According to the American Heart Association, about 75 percent of strokes happen without the victims feeling any prior symptoms or warning signs.
At the same time, most health-insurance plans will only pay for testing and treatment when symptoms do exist. Also at the same time, the National Stroke Association reports that up to 70 percent of strokes are avoidable.
According to Pacific Vascular CEO Keith Fujioka, that all adds up to a very serious problem.
“It’s really saying, have a stroke first and then we’ll treat you,” Fujioka said.
A certified vascular technician himself, Fujioka said early detection of carotid artery disease, a major cause of strokes, could lower the number of persons actually suffering strokes. As stroke is the third largest cause of death in the U.S. striking at some 790,000 persons a year, Fujioka believes any reduction in the numbers would be significant.
With all these factors in mind, the Bothell-based Pacific Vascular recently launched Futura Health Screening, an ultrasound-based, medical testing service with locations in Kirkland, West Seattle and Enumclaw, with plans for expansion.
“This really grew out of frustration... If we’re having 790,000 strokes a year, we are getting to patients too late,” Fujioka said.
Director of Ancillary Services for Futura, Julie Menkens added that education is a big part of Futura’s mission. While both she and Fujioka can rattle off some seemingly scary statistics about stroke and related illnesses and conditions, numbers they think the public should know, both also insisted they are not out to frighten people into pumping up their company’s bottom line.
“We want to get to the right population... We’re not out to scare people,” Menkens said.

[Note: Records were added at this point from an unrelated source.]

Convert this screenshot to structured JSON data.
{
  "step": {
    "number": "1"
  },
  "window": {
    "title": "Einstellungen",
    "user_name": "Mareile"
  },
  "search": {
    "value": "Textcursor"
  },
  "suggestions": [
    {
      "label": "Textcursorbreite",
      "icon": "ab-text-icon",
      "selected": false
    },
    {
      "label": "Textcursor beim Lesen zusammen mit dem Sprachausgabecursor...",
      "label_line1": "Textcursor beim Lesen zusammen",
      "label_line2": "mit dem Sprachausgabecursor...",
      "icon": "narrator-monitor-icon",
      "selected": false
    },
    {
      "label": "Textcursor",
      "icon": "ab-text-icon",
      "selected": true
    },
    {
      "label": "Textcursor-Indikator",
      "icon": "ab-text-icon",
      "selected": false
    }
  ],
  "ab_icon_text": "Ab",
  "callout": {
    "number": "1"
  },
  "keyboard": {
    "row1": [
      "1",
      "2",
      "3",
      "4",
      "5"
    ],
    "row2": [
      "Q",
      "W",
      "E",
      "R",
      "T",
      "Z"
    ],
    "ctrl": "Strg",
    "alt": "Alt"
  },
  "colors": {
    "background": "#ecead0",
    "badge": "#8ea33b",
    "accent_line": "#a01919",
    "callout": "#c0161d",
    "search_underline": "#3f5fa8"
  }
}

While they will test anyone who wants to be tested, Menkens added Futura patients go through a thorough screening process. Patients are asked about stroke risk factors such as age, diet, smoking (past or present), family history, exercise habits and so on.
If a would-be patient doesn’t really have a lot of risk factors, they are told the testing probably isn’t needed.
For carotid artery disease, a juiced-up ultrasound machine produces pictures of the arteries in a patient’s neck. The vast majority of strokes result from a loss of blood flow to the brain, which leads quickly to oxygen deprivation, brain damage and possibly death. Plaque build-up and the resulting blockage in carotid arteries is one major indicator of potential stroke, according to both Fujioka and Menkens. But both also noted that blockage is treatable medically or surgically.
Besides the carotid test, Futura also offers abdominal aneurysm studies and peripheral arterial disease (PAD) testing. Both again use ultrasound.
A greatly simplified explanation might state that abdominal aneurysms are a swelling of the aorta and a major cause of death among men 50 and older. In your extremities, the presence of PAD is an indicator of potential heart problems and affects eight million to 12 million people age 40 and older.
Fujioka said each test takes about 15 minutes, are all non-evasive and totally painless. The testing technology Futura uses is based on equipment Pacific Vascular helped develop in the 1970s and early 1980s, growing out of what was known as the Institute of Applied Physiology and Medicine. Fujioka said one such technology allows technicians to actually hear the flow of blood through veins.
Launched in 1986 and becoming employee owned in 1999, Pacific Vascular has a large number of testing facilities, many of which are blended almost seamlessly into health-care providers such as Swedish Medical Centers and Stephens Hospital. Fujioka said Pacific is, to the best of his knowledge, the largest non-mobile vascular testing system in the country. He seems proud that Pacific does not offer mobile services, which he stated allows technicians to take their time with patients, getting a medical history and conducting tests as thoroughly and accurately as possible.
The company trains many of its technicians itself, but those technicians have about a 98-percent passage rate on accreditation tests. Fujioka said the company has chosen to keep its emphasis on vascular procedures.
“This is our primary focus, always has been, always will be,” he said.